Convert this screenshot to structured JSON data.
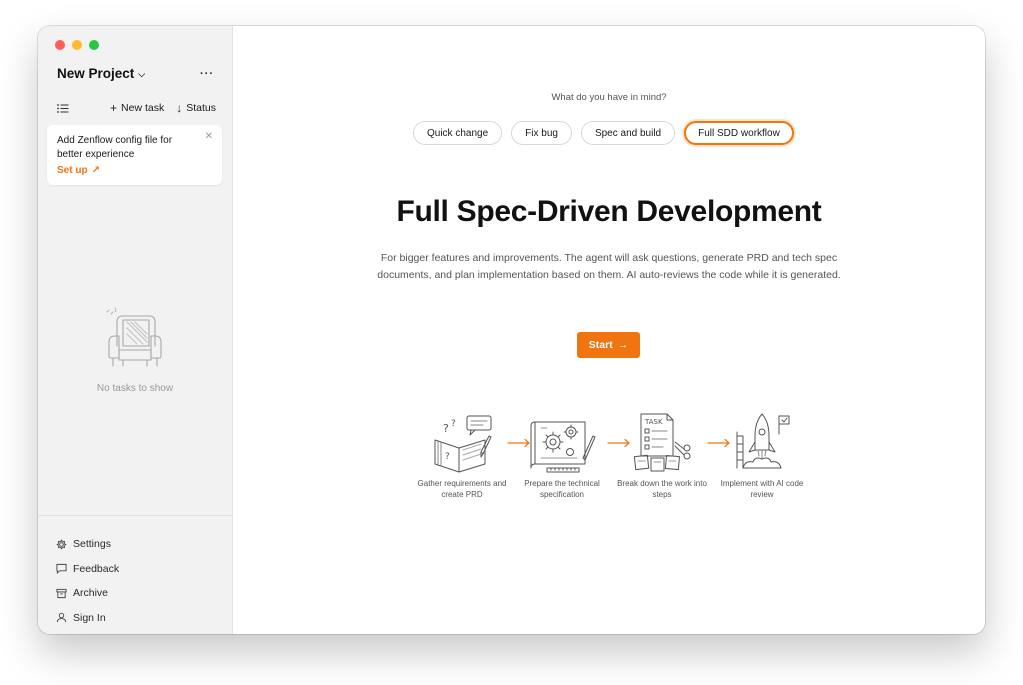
{
  "sidebar": {
    "project_title": "New Project",
    "more_label": "···",
    "new_task_label": "New task",
    "status_label": "Status",
    "notice": {
      "text": "Add Zenflow config file for better experience",
      "link": "Set up"
    },
    "empty_text": "No tasks to show",
    "menu": [
      {
        "label": "Settings",
        "icon": "gear-icon"
      },
      {
        "label": "Feedback",
        "icon": "chat-bubble-icon"
      },
      {
        "label": "Archive",
        "icon": "archive-box-icon"
      },
      {
        "label": "Sign In",
        "icon": "user-icon"
      }
    ]
  },
  "main": {
    "prompt": "What do you have in mind?",
    "modes": [
      "Quick change",
      "Fix bug",
      "Spec and build",
      "Full SDD workflow"
    ],
    "selected_mode": "Full SDD workflow",
    "headline": "Full Spec-Driven Development",
    "description": "For bigger features and improvements. The agent will ask questions, generate PRD and tech spec documents, and plan implementation based on them. AI auto-reviews the code while it is generated.",
    "start_label": "Start",
    "steps": [
      {
        "label": "Gather requirements and create PRD",
        "icon": "notebook-questions-icon"
      },
      {
        "label": "Prepare the technical specification",
        "icon": "blueprint-gears-icon"
      },
      {
        "label": "Break down the work into steps",
        "icon": "task-list-scissors-icon"
      },
      {
        "label": "Implement with AI code review",
        "icon": "rocket-launch-icon"
      }
    ]
  },
  "colors": {
    "accent": "#f07410",
    "sidebar_bg": "#f2f2f2"
  }
}
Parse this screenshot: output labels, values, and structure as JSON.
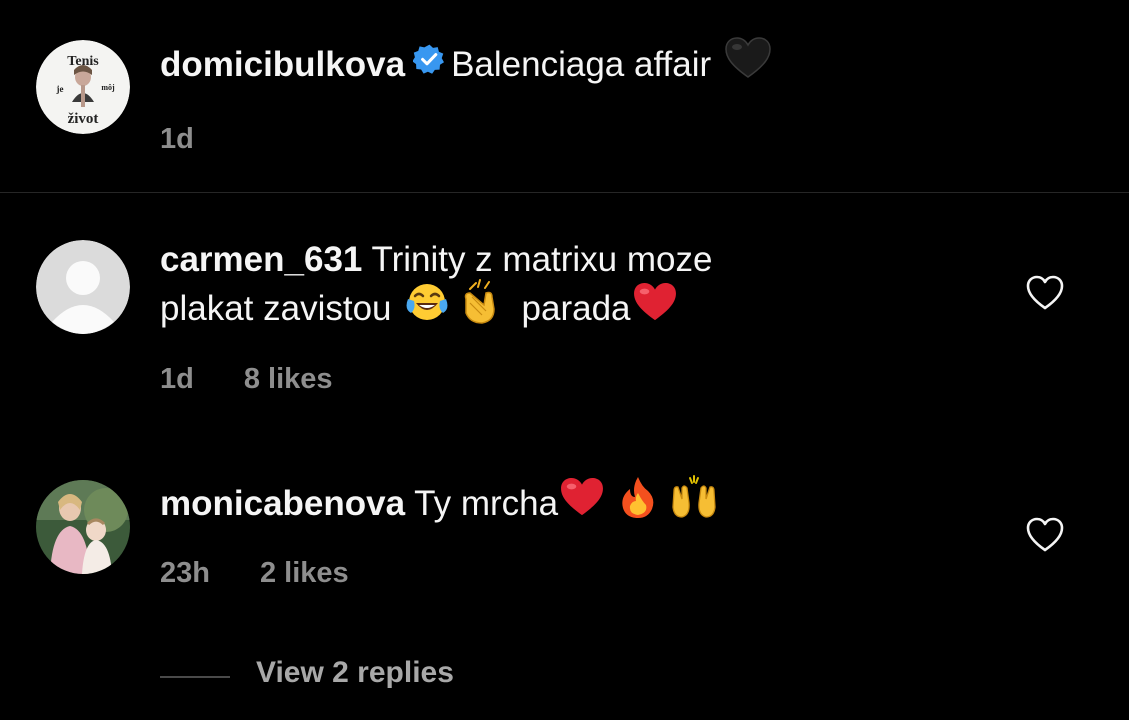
{
  "post": {
    "username": "domicibulkova",
    "caption": "Balenciaga affair",
    "caption_emoji": "black-heart",
    "time": "1d",
    "verified": true,
    "avatar_text": [
      "Tenis",
      "je",
      "môj",
      "život"
    ]
  },
  "comments": [
    {
      "username": "carmen_631",
      "text_line1": "Trinity z matrixu moze",
      "text_line2_a": "plakat zavistou",
      "text_line2_b": "parada",
      "emojis": [
        "face-with-tears-of-joy",
        "clapping-hands",
        "red-heart"
      ],
      "time": "1d",
      "likes": "8 likes"
    },
    {
      "username": "monicabenova",
      "text": "Ty mrcha",
      "emojis": [
        "red-heart",
        "fire",
        "raising-hands"
      ],
      "time": "23h",
      "likes": "2 likes"
    }
  ],
  "view_replies": "View 2 replies",
  "colors": {
    "background": "#000000",
    "text": "#f5f5f5",
    "secondary": "#8e8e8e",
    "verified": "#3897f0",
    "divider": "#262626"
  }
}
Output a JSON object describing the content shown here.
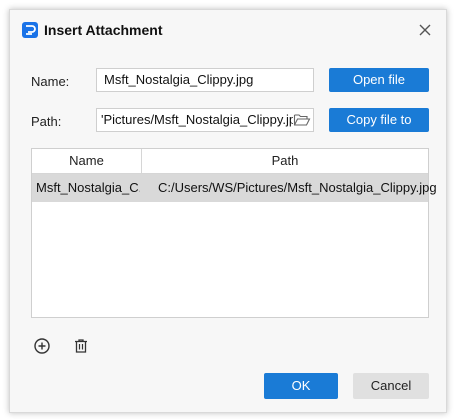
{
  "dialog": {
    "title": "Insert Attachment",
    "icon": "app-logo-icon",
    "close_icon": "close-icon"
  },
  "form": {
    "name_label": "Name:",
    "name_value": "Msft_Nostalgia_Clippy.jpg",
    "path_label": "Path:",
    "path_value": "'Pictures/Msft_Nostalgia_Clippy.jpg",
    "folder_icon": "folder-open-icon"
  },
  "buttons": {
    "open_file": "Open file",
    "copy_file_to": "Copy file to",
    "ok": "OK",
    "cancel": "Cancel"
  },
  "table": {
    "columns": [
      "Name",
      "Path"
    ],
    "rows": [
      {
        "name": "Msft_Nostalgia_C...",
        "path": "C:/Users/WS/Pictures/Msft_Nostalgia_Clippy.jpg",
        "selected": true
      }
    ]
  },
  "toolbar": {
    "add_icon": "add-circle-icon",
    "delete_icon": "trash-icon"
  },
  "colors": {
    "primary": "#1a7bd6",
    "selected_row": "#d9d9d9",
    "dialog_bg": "#f7f7f7"
  }
}
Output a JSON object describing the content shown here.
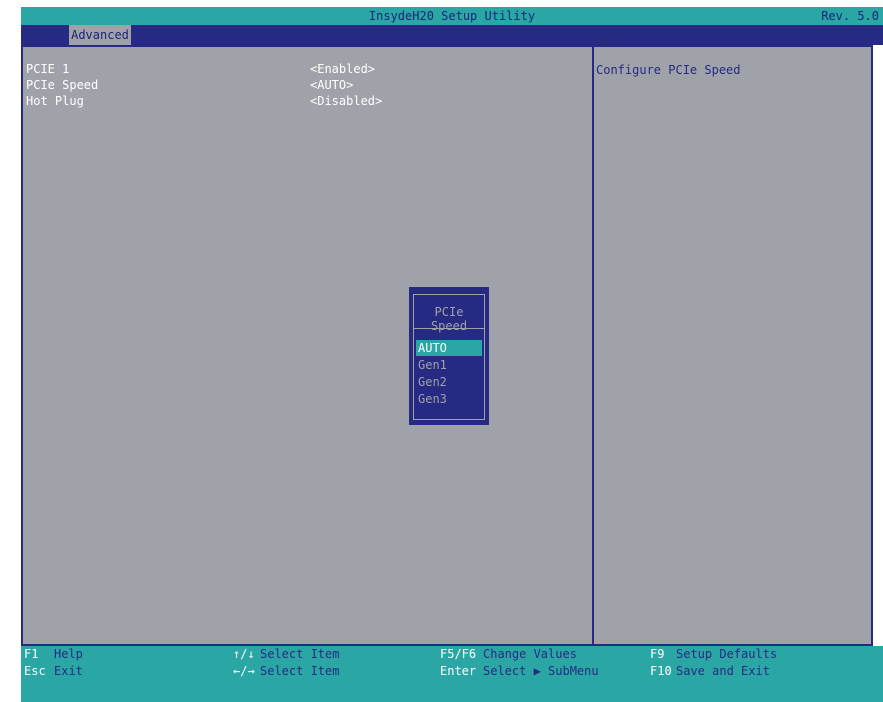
{
  "header": {
    "title": "InsydeH20 Setup Utility",
    "rev": "Rev. 5.0"
  },
  "tabs": [
    {
      "label": "Advanced"
    }
  ],
  "settings": [
    {
      "label": "PCIE 1",
      "value": "<Enabled>"
    },
    {
      "label": "PCIe Speed",
      "value": "<AUTO>"
    },
    {
      "label": "Hot Plug",
      "value": "<Disabled>"
    }
  ],
  "help": {
    "text": "Configure PCIe Speed"
  },
  "popup": {
    "title": "PCIe Speed",
    "options": [
      "AUTO",
      "Gen1",
      "Gen2",
      "Gen3"
    ],
    "selected": "AUTO"
  },
  "footer": [
    {
      "key": "F1",
      "desc": "Help"
    },
    {
      "key": "Esc",
      "desc": "Exit"
    },
    {
      "key": "↑/↓",
      "desc": "Select Item"
    },
    {
      "key": "←/→",
      "desc": "Select Item"
    },
    {
      "key": "F5/F6",
      "desc": "Change Values"
    },
    {
      "key": "Enter",
      "desc": "Select ▶ SubMenu"
    },
    {
      "key": "F9",
      "desc": "Setup Defaults"
    },
    {
      "key": "F10",
      "desc": "Save and Exit"
    }
  ],
  "colors": {
    "accent": "#2aa7a4",
    "panel": "#9fa2a8",
    "navy": "#262a83"
  }
}
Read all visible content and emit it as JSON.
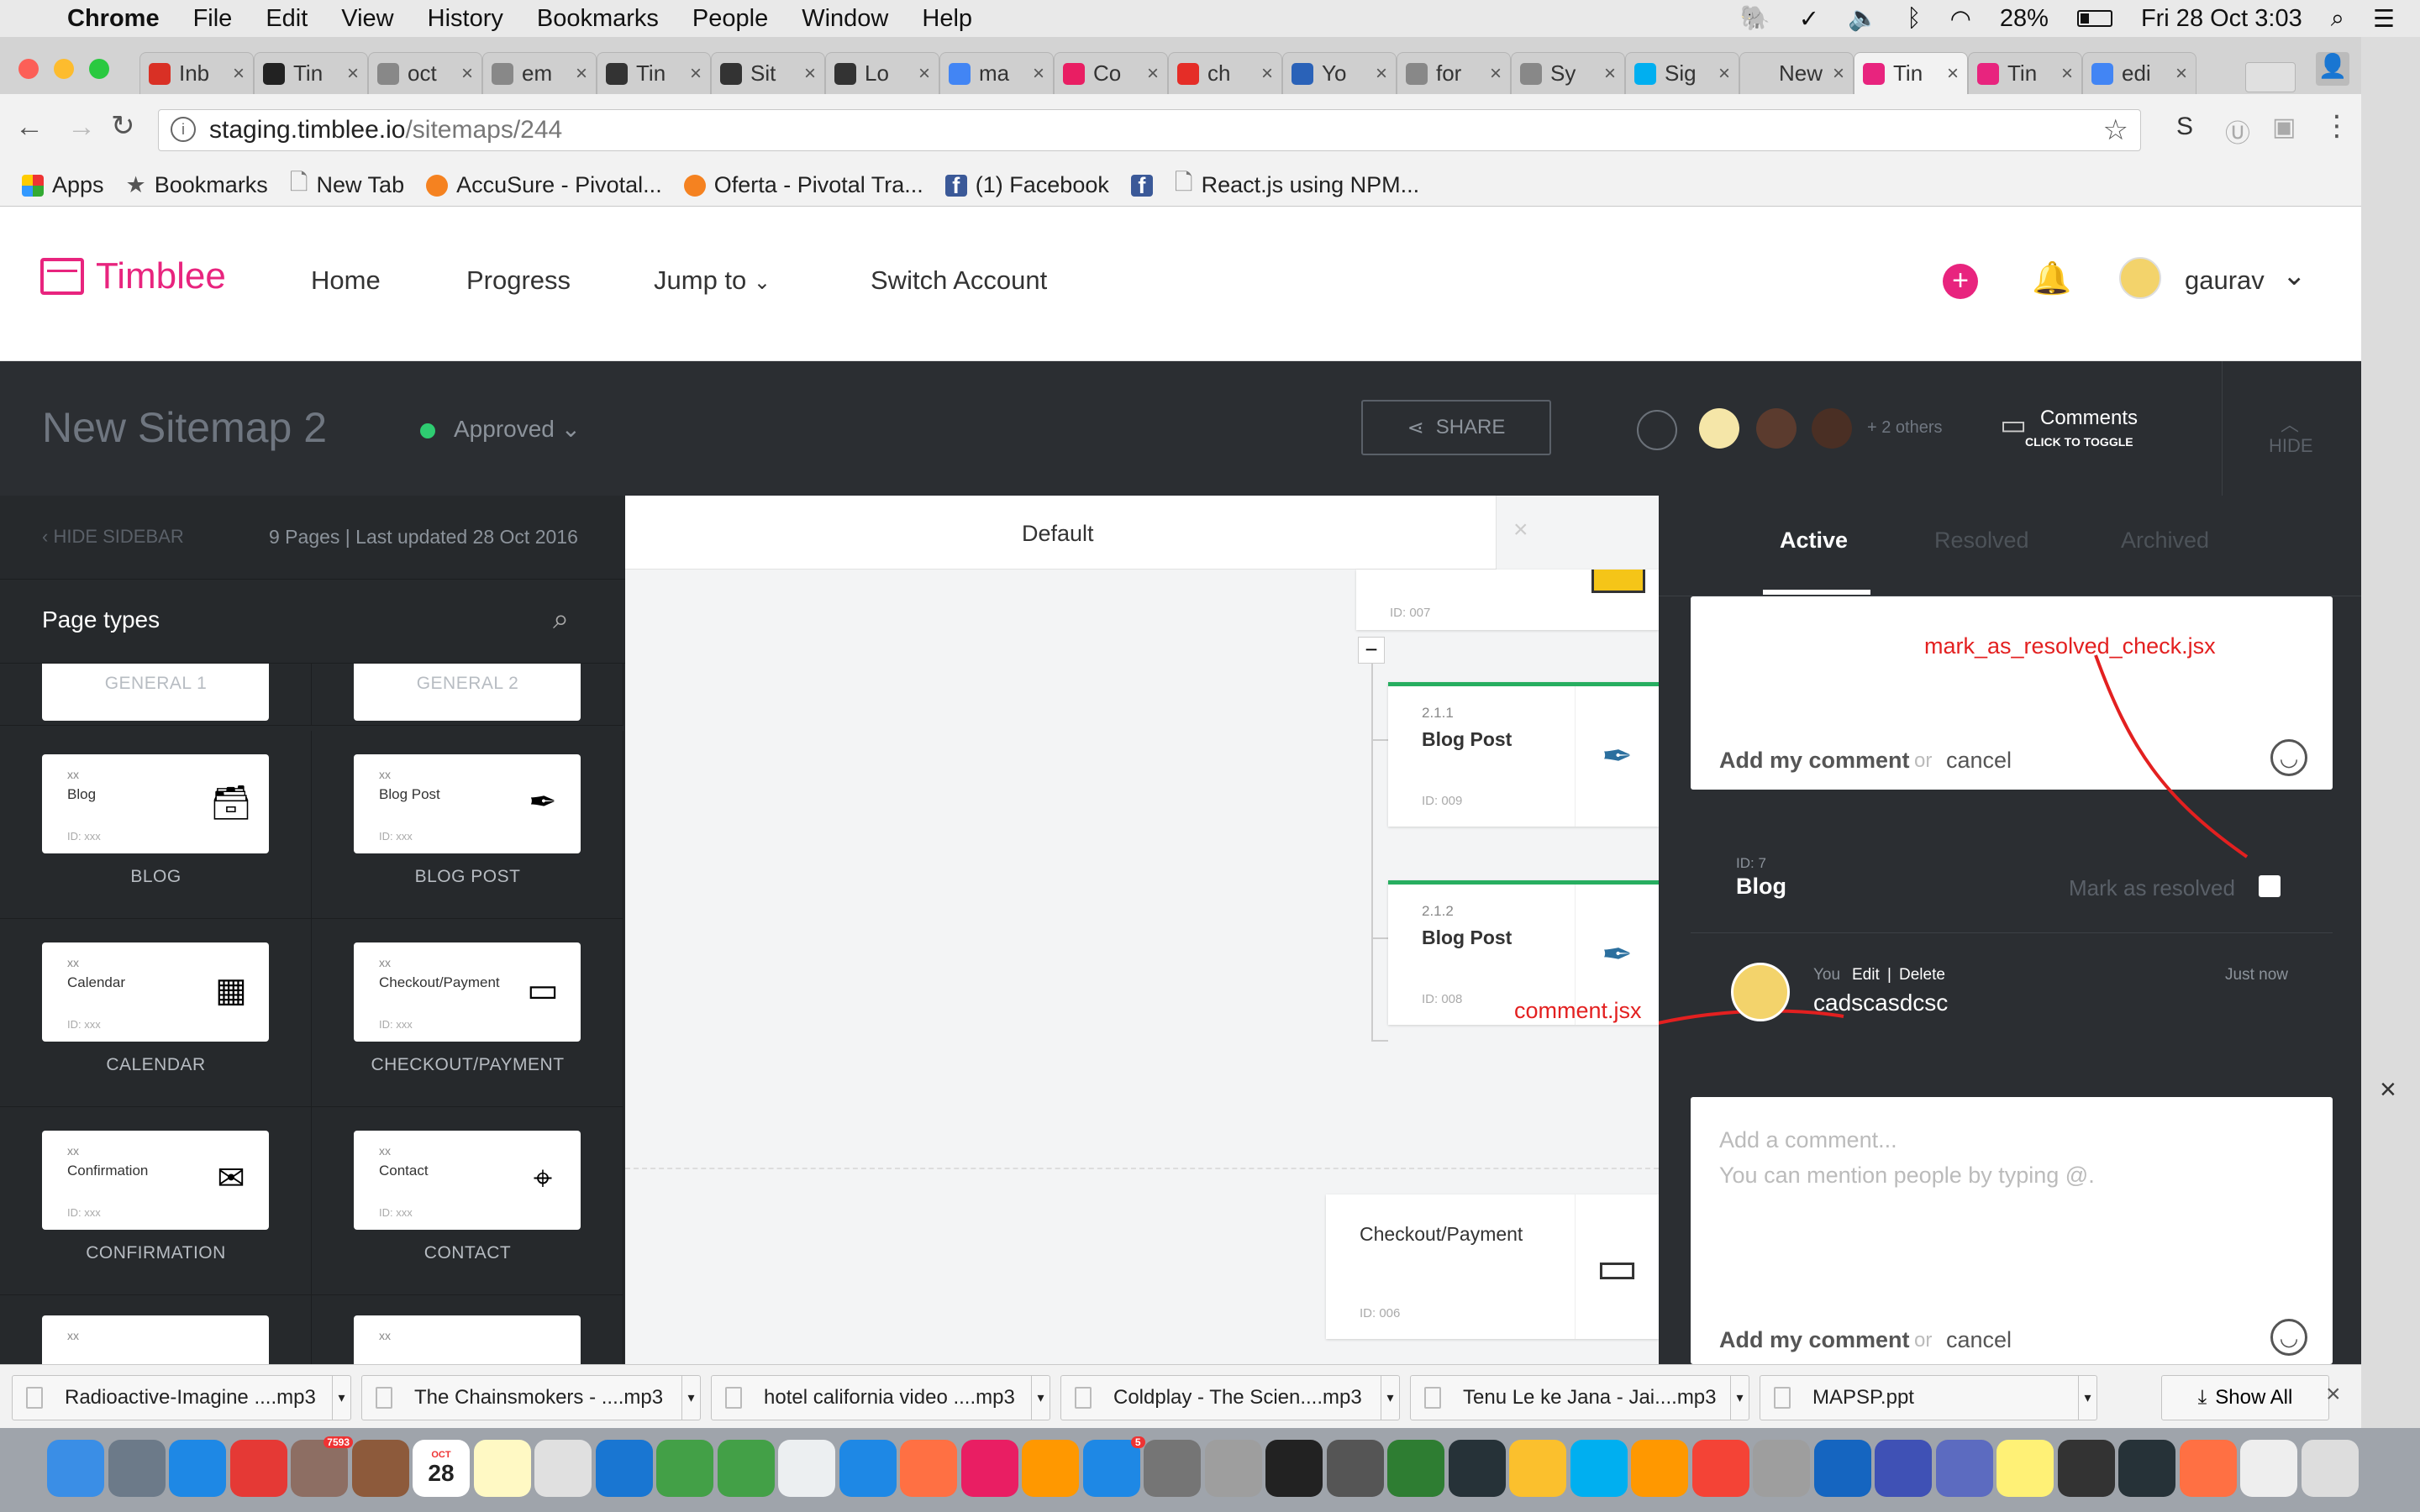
{
  "menubar": {
    "app": "Chrome",
    "items": [
      "File",
      "Edit",
      "View",
      "History",
      "Bookmarks",
      "People",
      "Window",
      "Help"
    ],
    "battery": "28%",
    "datetime": "Fri 28 Oct  3:03"
  },
  "tabs": [
    {
      "label": "Inb",
      "icon": "gmail-icon",
      "color": "#d93025"
    },
    {
      "label": "Tin",
      "icon": "bh-icon",
      "color": "#222"
    },
    {
      "label": "oct",
      "icon": "doc-icon",
      "color": "#888"
    },
    {
      "label": "em",
      "icon": "doc-icon",
      "color": "#888"
    },
    {
      "label": "Tin",
      "icon": "trello-icon",
      "color": "#333"
    },
    {
      "label": "Sit",
      "icon": "trello-icon",
      "color": "#333"
    },
    {
      "label": "Lo",
      "icon": "trello-icon",
      "color": "#333"
    },
    {
      "label": "ma",
      "icon": "google-icon",
      "color": "#4285f4"
    },
    {
      "label": "Co",
      "icon": "invision-icon",
      "color": "#e91e63"
    },
    {
      "label": "ch",
      "icon": "youtube-icon",
      "color": "#e52d27"
    },
    {
      "label": "Yo",
      "icon": "ytmp3-icon",
      "color": "#2a62b8"
    },
    {
      "label": "for",
      "icon": "doc-icon",
      "color": "#888"
    },
    {
      "label": "Sy",
      "icon": "doc-icon",
      "color": "#888"
    },
    {
      "label": "Sig",
      "icon": "skype-icon",
      "color": "#00aff0"
    },
    {
      "label": "New T",
      "icon": "",
      "color": "#cfcfcf"
    },
    {
      "label": "Tin",
      "icon": "timblee-icon",
      "color": "#e8247e"
    },
    {
      "label": "Tin",
      "icon": "timblee-icon",
      "color": "#e8247e"
    },
    {
      "label": "edi",
      "icon": "google-icon",
      "color": "#4285f4"
    }
  ],
  "address": {
    "domain": "staging.timblee.io",
    "path": "/sitemaps/244"
  },
  "bookmarks": [
    "Apps",
    "Bookmarks",
    "New Tab",
    "AccuSure - Pivotal...",
    "Oferta - Pivotal Tra...",
    "(1) Facebook",
    "",
    "React.js using NPM..."
  ],
  "app": {
    "brand": "Timblee",
    "nav": [
      "Home",
      "Progress",
      "Jump to",
      "Switch Account"
    ],
    "username": "gaurav",
    "brand_color": "#e8247e"
  },
  "sitemap": {
    "title": "New Sitemap 2",
    "status": "Approved",
    "status_color": "#2ecc71",
    "share_label": "SHARE",
    "others": "+ 2 others",
    "comments_label": "Comments",
    "comments_sub": "CLICK TO TOGGLE",
    "hide_label": "HIDE"
  },
  "sidebar": {
    "hide_label": "HIDE SIDEBAR",
    "meta": "9 Pages | Last updated 28 Oct 2016",
    "section_title": "Page types",
    "top_labels": [
      "GENERAL 1",
      "GENERAL 2"
    ],
    "types": [
      {
        "name": "Blog",
        "label": "BLOG",
        "icon": "inbox-icon",
        "glyph": "🗃"
      },
      {
        "name": "Blog Post",
        "label": "BLOG POST",
        "icon": "quill-icon",
        "glyph": "✒"
      },
      {
        "name": "Calendar",
        "label": "CALENDAR",
        "icon": "calendar-icon",
        "glyph": "▦"
      },
      {
        "name": "Checkout/Payment",
        "label": "CHECKOUT/PAYMENT",
        "icon": "credit-card-icon",
        "glyph": "▭"
      },
      {
        "name": "Confirmation",
        "label": "CONFIRMATION",
        "icon": "envelope-check-icon",
        "glyph": "✉"
      },
      {
        "name": "Contact",
        "label": "CONTACT",
        "icon": "map-pin-icon",
        "glyph": "⌖"
      }
    ],
    "card_xx": "xx",
    "card_id": "ID: xxx"
  },
  "canvas": {
    "tab": "Default",
    "nodes": [
      {
        "num": "",
        "title": "",
        "id": "ID: 007"
      },
      {
        "num": "2.1.1",
        "title": "Blog Post",
        "id": "ID: 009"
      },
      {
        "num": "2.1.2",
        "title": "Blog Post",
        "id": "ID: 008"
      },
      {
        "num": "",
        "title": "Checkout/Payment",
        "id": "ID: 006"
      }
    ]
  },
  "comments": {
    "tabs": [
      "Active",
      "Resolved",
      "Archived"
    ],
    "add_label": "Add my comment",
    "or": "or",
    "cancel": "cancel",
    "annotation_resolve": "mark_as_resolved_check.jsx",
    "annotation_comment": "comment.jsx",
    "thread": {
      "id": "ID: 7",
      "page": "Blog",
      "mark_resolved": "Mark as resolved",
      "author": "You",
      "edit": "Edit",
      "delete": "Delete",
      "time": "Just now",
      "text": "cadscasdcsc"
    },
    "placeholder": "Add a comment...\nYou can mention people by typing @."
  },
  "downloads": {
    "files": [
      "Radioactive-Imagine ....mp3",
      "The Chainsmokers - ....mp3",
      "hotel california video ....mp3",
      "Coldplay - The Scien....mp3",
      "Tenu Le ke Jana - Jai....mp3",
      "MAPSP.ppt"
    ],
    "show_all": "Show All"
  },
  "dock": {
    "calendar_day": "28",
    "calendar_month": "OCT",
    "mail_badge": "7593",
    "appstore_badge": "5"
  }
}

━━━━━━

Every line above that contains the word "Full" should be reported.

      "Full SDD workflow"
    "selected_mode": "Full SDD workflow",
    "headline": "Full Spec-Driven Development",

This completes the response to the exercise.